▶ _TASK GOAL_
Copy out each line of the data holding "JSON".

▶ _DATA TO PROCESS_
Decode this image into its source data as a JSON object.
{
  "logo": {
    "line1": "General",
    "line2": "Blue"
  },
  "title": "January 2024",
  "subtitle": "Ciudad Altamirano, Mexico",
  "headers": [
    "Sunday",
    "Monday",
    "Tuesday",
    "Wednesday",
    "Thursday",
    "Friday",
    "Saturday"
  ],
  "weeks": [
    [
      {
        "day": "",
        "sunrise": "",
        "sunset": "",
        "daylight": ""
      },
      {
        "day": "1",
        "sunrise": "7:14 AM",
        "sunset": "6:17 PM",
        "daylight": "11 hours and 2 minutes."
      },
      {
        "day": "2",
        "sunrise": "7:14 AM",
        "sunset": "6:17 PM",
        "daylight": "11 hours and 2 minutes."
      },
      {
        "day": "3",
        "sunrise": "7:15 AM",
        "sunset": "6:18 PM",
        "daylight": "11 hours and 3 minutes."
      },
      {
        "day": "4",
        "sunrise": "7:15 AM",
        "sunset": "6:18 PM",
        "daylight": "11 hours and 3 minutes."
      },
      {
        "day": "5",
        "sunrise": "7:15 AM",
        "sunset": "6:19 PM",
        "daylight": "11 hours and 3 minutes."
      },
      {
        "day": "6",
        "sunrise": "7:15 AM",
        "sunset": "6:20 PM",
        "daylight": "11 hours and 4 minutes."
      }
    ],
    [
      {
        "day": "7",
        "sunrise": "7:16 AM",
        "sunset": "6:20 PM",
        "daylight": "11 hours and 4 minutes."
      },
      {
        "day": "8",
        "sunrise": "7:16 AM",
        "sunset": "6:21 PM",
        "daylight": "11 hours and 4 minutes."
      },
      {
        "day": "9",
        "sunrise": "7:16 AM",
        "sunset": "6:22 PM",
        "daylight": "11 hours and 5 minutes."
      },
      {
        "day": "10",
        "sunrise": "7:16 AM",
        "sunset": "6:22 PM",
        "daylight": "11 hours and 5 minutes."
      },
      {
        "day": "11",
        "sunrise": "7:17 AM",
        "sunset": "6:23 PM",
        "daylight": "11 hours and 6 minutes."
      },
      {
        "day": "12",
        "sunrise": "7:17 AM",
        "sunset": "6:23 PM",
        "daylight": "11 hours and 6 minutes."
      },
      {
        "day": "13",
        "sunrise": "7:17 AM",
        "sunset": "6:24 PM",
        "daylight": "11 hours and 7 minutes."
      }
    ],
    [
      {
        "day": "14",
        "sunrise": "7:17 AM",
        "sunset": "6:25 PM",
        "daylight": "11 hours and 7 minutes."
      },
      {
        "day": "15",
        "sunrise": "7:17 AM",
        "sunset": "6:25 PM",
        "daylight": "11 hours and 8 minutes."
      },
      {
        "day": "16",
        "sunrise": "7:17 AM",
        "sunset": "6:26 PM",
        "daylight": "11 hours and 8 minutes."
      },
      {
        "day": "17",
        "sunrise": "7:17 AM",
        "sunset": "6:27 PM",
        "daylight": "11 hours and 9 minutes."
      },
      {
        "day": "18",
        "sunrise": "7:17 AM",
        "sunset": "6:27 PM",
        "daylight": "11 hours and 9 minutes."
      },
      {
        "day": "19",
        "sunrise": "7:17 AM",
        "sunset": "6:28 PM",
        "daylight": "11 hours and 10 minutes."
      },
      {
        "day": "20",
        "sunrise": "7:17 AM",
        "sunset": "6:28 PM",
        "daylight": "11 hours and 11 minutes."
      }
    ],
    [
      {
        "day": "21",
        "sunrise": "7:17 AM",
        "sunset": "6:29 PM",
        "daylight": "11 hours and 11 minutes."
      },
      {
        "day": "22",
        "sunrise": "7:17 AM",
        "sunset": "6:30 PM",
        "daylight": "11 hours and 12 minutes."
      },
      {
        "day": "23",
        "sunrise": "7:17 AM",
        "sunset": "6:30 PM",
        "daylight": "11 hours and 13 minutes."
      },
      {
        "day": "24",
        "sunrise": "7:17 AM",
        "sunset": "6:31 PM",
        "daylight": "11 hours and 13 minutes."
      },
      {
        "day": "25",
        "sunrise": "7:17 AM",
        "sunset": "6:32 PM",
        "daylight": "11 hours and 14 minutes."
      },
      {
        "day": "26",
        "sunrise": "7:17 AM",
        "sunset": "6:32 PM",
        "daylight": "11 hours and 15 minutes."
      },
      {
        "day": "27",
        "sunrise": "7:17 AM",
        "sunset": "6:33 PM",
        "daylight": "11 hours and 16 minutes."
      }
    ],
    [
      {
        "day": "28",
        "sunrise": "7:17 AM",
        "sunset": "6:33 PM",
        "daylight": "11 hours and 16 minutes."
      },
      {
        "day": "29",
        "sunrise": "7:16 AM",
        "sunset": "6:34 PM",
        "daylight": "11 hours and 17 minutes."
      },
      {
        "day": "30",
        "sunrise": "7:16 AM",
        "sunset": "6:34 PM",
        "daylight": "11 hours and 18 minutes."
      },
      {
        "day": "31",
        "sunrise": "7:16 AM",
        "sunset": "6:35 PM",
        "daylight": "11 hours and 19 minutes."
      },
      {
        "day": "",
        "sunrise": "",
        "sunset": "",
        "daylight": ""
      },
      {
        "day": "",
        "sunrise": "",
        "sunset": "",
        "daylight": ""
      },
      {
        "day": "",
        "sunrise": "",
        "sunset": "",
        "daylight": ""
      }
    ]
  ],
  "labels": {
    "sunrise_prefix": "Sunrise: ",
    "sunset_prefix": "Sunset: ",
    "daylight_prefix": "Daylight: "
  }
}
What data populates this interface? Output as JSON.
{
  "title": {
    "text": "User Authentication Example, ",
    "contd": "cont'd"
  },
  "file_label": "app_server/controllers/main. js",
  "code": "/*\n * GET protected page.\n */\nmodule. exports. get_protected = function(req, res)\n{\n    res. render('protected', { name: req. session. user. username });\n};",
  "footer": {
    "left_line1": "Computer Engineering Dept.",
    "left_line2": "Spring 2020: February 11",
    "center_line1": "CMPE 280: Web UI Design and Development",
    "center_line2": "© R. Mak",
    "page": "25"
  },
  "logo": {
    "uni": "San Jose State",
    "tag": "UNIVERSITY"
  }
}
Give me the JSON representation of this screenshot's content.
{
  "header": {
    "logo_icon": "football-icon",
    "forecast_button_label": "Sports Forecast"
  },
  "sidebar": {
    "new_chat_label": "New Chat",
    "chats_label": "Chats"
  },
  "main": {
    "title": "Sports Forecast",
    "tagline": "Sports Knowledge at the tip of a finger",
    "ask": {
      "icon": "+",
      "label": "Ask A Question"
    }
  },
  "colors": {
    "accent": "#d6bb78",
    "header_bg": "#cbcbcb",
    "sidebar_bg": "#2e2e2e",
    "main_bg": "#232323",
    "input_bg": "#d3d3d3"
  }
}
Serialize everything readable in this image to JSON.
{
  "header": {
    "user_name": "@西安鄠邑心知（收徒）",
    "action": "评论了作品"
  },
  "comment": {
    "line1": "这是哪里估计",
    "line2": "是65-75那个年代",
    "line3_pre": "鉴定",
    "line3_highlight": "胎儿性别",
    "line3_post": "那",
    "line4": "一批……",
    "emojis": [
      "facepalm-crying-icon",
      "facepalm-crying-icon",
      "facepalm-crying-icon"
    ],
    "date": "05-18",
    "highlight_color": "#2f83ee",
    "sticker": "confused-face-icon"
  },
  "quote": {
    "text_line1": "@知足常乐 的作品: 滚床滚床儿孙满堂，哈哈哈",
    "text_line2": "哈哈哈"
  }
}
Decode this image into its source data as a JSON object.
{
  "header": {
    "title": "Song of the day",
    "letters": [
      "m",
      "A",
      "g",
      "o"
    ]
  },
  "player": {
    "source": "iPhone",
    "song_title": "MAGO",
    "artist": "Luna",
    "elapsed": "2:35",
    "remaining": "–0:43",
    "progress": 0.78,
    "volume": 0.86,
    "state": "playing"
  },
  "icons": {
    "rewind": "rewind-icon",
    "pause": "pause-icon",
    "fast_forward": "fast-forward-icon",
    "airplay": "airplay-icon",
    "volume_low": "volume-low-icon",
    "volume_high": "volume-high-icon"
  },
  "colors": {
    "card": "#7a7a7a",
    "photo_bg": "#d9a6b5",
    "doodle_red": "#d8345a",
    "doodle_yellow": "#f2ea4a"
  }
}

▶ _WRITTEN ANSWER_
Decode this image into its source data as a JSON object.
What data populates this interface? Output as JSON.
Give me the JSON representation of this screenshot's content.
Serialize everything readable in this image to JSON.
Decode this image into its source data as a JSON object.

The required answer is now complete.